> Task: Lines with the word "selected" in them must be copied from the records below.

> Given information:
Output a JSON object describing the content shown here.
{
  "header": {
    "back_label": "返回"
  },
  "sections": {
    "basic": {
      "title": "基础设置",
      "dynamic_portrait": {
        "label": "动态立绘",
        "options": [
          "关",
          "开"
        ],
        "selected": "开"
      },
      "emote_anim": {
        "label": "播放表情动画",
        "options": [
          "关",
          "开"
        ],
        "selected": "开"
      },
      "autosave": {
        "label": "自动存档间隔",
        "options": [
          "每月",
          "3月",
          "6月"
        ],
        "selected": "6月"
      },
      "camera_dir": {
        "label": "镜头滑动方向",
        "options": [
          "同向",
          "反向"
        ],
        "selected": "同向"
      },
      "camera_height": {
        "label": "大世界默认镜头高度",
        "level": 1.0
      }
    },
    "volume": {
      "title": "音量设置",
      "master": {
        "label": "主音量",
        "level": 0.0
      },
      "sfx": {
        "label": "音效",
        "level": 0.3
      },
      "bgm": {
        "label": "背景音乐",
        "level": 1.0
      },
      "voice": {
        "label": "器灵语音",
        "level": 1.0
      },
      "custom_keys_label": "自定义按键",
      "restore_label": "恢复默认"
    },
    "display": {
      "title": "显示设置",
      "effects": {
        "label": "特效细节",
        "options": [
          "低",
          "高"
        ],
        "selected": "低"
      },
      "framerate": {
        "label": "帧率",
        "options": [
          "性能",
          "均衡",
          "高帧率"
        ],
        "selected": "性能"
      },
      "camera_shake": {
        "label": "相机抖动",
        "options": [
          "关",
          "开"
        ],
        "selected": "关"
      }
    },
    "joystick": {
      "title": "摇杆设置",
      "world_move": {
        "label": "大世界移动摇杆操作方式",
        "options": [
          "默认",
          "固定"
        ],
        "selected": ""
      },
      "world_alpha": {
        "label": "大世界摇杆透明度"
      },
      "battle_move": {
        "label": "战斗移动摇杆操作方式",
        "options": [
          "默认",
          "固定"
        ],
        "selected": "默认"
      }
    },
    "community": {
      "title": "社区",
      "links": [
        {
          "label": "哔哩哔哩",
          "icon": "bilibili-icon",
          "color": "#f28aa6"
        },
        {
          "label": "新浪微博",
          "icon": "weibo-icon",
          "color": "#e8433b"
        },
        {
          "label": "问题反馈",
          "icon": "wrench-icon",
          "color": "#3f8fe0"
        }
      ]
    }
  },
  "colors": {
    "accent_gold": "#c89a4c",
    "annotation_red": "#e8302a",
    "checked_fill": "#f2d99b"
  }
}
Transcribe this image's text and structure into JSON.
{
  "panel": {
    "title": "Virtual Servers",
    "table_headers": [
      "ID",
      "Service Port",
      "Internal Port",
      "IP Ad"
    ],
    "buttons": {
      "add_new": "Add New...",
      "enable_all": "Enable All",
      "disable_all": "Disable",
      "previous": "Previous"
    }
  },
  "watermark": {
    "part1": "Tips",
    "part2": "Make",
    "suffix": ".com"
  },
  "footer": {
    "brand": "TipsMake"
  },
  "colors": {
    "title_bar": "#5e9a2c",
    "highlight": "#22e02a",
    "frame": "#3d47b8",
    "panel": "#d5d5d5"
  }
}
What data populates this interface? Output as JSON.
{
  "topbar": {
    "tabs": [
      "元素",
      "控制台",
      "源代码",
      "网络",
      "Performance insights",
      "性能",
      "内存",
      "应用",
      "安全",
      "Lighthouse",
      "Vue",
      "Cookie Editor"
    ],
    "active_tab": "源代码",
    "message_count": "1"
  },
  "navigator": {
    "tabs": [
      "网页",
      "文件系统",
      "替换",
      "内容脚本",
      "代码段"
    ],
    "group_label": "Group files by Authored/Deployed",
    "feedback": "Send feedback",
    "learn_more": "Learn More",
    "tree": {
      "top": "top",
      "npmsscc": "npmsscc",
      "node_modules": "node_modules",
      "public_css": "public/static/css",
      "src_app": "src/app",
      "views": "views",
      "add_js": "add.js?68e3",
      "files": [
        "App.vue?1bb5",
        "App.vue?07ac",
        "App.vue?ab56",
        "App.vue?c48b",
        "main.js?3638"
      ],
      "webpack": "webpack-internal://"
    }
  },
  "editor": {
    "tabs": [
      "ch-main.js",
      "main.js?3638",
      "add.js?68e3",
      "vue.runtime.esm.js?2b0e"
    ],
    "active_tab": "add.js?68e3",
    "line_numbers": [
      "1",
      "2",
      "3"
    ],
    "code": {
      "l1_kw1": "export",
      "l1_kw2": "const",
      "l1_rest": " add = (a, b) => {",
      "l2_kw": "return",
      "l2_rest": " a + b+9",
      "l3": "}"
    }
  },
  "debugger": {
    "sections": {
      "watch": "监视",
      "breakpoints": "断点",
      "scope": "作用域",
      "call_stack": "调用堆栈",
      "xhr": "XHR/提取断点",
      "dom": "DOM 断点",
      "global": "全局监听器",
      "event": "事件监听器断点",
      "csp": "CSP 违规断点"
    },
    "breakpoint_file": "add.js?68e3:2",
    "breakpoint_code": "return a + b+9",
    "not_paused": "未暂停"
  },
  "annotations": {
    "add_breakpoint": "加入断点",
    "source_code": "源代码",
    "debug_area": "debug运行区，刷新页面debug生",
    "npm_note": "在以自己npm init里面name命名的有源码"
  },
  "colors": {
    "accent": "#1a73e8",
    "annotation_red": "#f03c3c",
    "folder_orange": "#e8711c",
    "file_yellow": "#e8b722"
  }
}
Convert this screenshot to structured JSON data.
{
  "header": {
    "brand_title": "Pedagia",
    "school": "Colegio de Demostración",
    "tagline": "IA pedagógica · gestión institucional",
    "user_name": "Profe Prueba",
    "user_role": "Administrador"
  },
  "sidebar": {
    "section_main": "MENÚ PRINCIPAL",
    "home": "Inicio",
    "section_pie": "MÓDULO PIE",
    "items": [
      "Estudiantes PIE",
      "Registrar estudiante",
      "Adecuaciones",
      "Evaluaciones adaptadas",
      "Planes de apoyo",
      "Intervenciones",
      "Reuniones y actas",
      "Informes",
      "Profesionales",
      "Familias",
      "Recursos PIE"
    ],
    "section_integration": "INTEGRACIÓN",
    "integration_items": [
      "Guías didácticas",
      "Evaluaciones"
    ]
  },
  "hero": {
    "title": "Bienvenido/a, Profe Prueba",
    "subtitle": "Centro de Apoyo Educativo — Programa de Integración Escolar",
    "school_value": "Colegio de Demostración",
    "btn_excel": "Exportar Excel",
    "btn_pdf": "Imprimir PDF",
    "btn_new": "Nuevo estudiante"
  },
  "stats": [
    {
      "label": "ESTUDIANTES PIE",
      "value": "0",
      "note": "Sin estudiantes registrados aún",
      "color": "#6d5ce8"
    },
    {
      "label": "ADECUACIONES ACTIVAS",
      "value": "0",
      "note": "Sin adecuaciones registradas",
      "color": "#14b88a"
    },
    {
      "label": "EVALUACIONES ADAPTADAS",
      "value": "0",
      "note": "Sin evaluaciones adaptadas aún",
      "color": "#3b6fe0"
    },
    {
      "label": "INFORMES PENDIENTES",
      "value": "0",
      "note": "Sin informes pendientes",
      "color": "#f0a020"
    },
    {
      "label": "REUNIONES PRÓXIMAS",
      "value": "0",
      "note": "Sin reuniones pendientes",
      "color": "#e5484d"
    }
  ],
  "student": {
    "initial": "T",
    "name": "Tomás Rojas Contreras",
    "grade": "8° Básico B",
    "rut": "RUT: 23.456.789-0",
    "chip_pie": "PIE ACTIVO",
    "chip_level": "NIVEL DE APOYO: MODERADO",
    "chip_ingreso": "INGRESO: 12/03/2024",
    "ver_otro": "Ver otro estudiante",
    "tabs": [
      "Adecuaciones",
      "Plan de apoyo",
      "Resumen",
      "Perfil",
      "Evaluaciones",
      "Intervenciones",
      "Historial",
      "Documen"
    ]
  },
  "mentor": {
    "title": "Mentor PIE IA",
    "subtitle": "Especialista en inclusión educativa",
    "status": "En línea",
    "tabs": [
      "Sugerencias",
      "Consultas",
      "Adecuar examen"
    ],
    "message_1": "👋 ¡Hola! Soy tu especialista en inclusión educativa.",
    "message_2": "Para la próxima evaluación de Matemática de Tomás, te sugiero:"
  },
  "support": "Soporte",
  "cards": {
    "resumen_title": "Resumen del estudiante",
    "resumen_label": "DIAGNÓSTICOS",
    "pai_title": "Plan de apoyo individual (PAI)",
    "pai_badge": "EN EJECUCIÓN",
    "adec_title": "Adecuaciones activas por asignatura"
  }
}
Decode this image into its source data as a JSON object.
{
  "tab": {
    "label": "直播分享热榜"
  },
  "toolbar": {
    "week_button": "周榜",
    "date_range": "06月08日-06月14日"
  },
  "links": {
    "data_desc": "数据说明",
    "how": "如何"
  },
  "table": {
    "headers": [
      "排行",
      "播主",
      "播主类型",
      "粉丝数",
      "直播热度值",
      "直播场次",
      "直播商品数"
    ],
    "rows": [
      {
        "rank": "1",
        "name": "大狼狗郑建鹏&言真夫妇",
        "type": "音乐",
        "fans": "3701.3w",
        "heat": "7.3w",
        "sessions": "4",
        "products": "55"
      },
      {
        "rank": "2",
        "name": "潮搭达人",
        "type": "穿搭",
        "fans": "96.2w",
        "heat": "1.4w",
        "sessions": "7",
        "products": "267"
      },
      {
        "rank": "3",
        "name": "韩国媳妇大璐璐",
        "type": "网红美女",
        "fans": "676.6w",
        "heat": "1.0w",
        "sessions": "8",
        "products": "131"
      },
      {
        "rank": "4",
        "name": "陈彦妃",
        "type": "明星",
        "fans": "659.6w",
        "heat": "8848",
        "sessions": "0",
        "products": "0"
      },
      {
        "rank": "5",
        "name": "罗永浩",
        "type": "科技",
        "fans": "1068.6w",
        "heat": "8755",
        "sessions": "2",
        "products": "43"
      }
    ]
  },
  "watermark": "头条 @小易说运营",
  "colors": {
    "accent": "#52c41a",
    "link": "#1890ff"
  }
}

> Response:
        "selected": "开"
        "selected": "开"
        "selected": "6月"
        "selected": "同向"
        "selected": "低"
        "selected": "性能"
        "selected": "关"
        "selected": ""
        "selected": "默认"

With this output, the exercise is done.